Options Clearing Corporation - OCC

Dictionary Says

Definition of 'Options Clearing Corporation - OCC'


An organization that acts as both the issuer and guarantor for option and futures contracts. The Options Clearing Corporation operates under the jurisdiction of the U.S. Securities and Exchange Commission (SEC) and the Commodities Futures Trading Commission (CFTC). Under its SEC jurisdiction, the OCC clears transactions for put and call options, stock indexes, foreign currencies, interest rate composites and single-stock futures.


As a registered Derivatives Clearing Organization (DCO) regulated by the CFTC, the OCC provides clearing and settlement services for transactions in futures products, as well as options on futures. For securities lending transactions, the OCC offers central counterparty clearing and settlement services.



Investopedia Says

Investopedia explains 'Options Clearing Corporation - OCC'


Founded in 1973, the Options Clearing Corporation is the largest equity derivatives clearing organization in the world. The OCC's mission and values statement states, "OCC is a customer-driven clearing organization that delivers world-class risk management, clearance and settlement services at a reasonable cost; and provide value-added solutions that support and grow the markets we serve."


A clearing member dominated board of directors oversees the Options Clearing Corporation. Most of its revenues are received from clearing fees charged to its members; volume discounts on fees are available. Exchanges and markets that OCC serves include BATS Options Exchange; C2 options Exchange, Inc; Chicago board Options Exchange, Inc; International Securities Exchange, NASDAQ OMX BX, Inc; NASDAQ OMX PHLX, Nasdaq Stock Market; NYSE Amex Options; and NYSE Arca Options.



comments powered by Disqus
Hot Definitions
  1. Closed-End Fund

    A closed-end fund is a publicly traded investment company that raises a fixed amount of capital through an initial public offering (IPO). The fund is then structured, listed and traded like a stock on a stock exchange.
  2. Payday Loan

    A type of short-term borrowing where an individual borrows a small amount at a very high rate of interest. The borrower typically writes a post-dated personal check in the amount they wish to borrow plus a fee in exchange for cash.
  3. Securitization

    The process through which an issuer creates a financial instrument by combining other financial assets and then marketing different tiers of the repackaged instruments to investors.
  4. Economic Forecasting

    The process of attempting to predict the future condition of the economy.
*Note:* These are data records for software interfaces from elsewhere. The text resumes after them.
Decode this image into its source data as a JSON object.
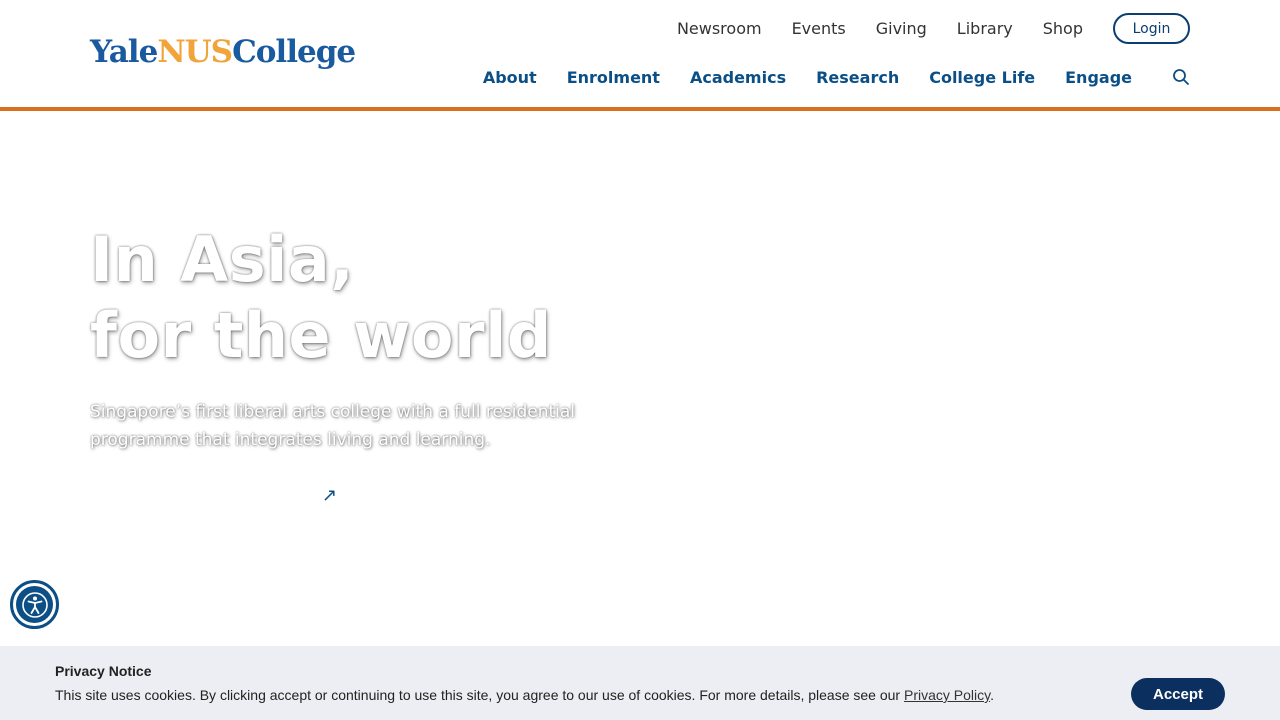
{
  "header": {
    "logo": {
      "part_a": "Yale",
      "part_b": "NUS",
      "part_c": "College"
    },
    "utility_nav": [
      "Newsroom",
      "Events",
      "Giving",
      "Library",
      "Shop"
    ],
    "login_label": "Login",
    "main_nav": [
      "About",
      "Enrolment",
      "Academics",
      "Research",
      "College Life",
      "Engage"
    ],
    "search_icon": "search-icon"
  },
  "hero": {
    "title_line1": "In Asia,",
    "title_line2": "for the world",
    "subtitle": "Singapore’s first liberal arts college with a full residential programme that integrates living and learning.",
    "link_icon": "↗"
  },
  "accessibility": {
    "icon": "accessibility-icon"
  },
  "privacy": {
    "title": "Privacy Notice",
    "text": "This site uses cookies. By clicking accept or continuing to use this site, you agree to our use of cookies. For more details, please see our ",
    "link_label": "Privacy Policy",
    "text_end": ".",
    "accept_label": "Accept"
  },
  "colors": {
    "brand_blue": "#0b4f86",
    "brand_orange": "#d8711f",
    "logo_gold": "#f0a43a",
    "accept_navy": "#0b3060"
  }
}
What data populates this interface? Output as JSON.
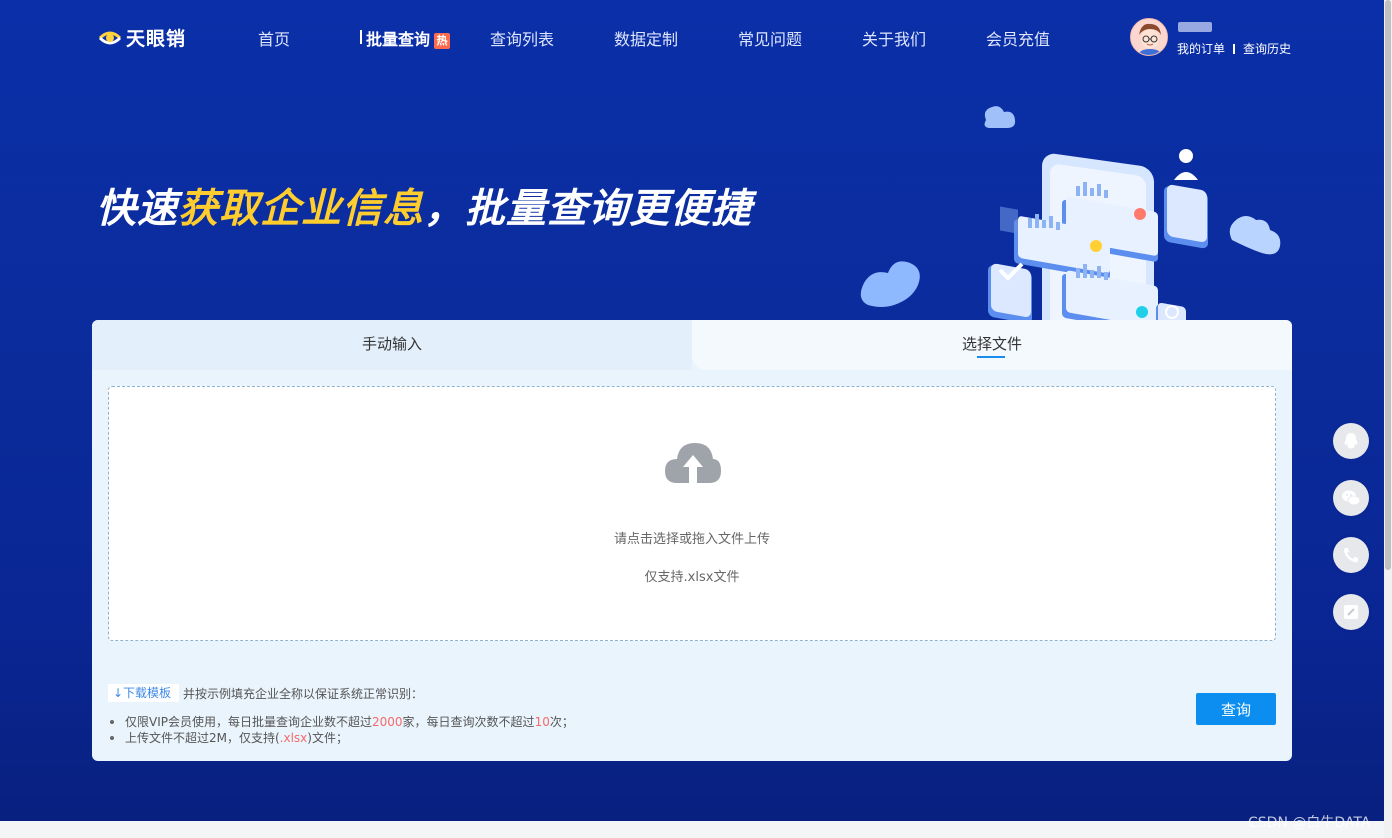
{
  "header": {
    "logo_text": "天眼销",
    "nav": [
      {
        "label": "首页"
      },
      {
        "label": "批量查询",
        "badge": "热",
        "active": true
      },
      {
        "label": "查询列表"
      },
      {
        "label": "数据定制"
      },
      {
        "label": "常见问题"
      },
      {
        "label": "关于我们"
      },
      {
        "label": "会员充值"
      }
    ],
    "user": {
      "orders_link": "我的订单",
      "history_link": "查询历史"
    }
  },
  "hero": {
    "slogan_part1": "快速",
    "slogan_highlight": "获取企业信息",
    "slogan_part2": "，批量查询更便捷"
  },
  "panel": {
    "tabs": [
      {
        "label": "手动输入"
      },
      {
        "label": "选择文件",
        "active": true
      }
    ],
    "upload": {
      "hint": "请点击选择或拖入文件上传",
      "formats": "仅支持.xlsx文件"
    },
    "download_template": "↓下载模板",
    "download_desc": "并按示例填充企业全称以保证系统正常识别：",
    "notes": {
      "line1_a": "仅限VIP会员使用，每日批量查询企业数不超过",
      "line1_limit": "2000",
      "line1_b": "家，每日查询次数不超过",
      "line1_times": "10",
      "line1_c": "次；",
      "line2_a": "上传文件不超过2M，仅支持(",
      "line2_ext": ".xlsx",
      "line2_b": ")文件；"
    },
    "query_button": "查询"
  },
  "side_tools": [
    "qq-icon",
    "wechat-icon",
    "phone-icon",
    "feedback-icon"
  ],
  "watermark": "CSDN @白牛DATA",
  "colors": {
    "hero_bg": "#0a2fa8",
    "highlight": "#ffcd2e",
    "primary_button": "#0b8ef0",
    "hot_badge": "#ff6a4d",
    "note_red": "#f56a6a"
  }
}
This involves the use of statistical models utilizing variables sometimes called indicators.
  5. Chicago Mercantile Exchange - CME

    The world's second-largest exchange for futures and options on futures and the largest in the U.S. Trading involves mostly futures on interest rates, currency, equities, stock indices and agricultural products.
  6. Private Equity

    Equity capital that is not quoted on a public exchange. Private equity consists of investors and funds that make investments directly into private companies or conduct buyouts of public companies that result in a delisting of public equity.
Trading Center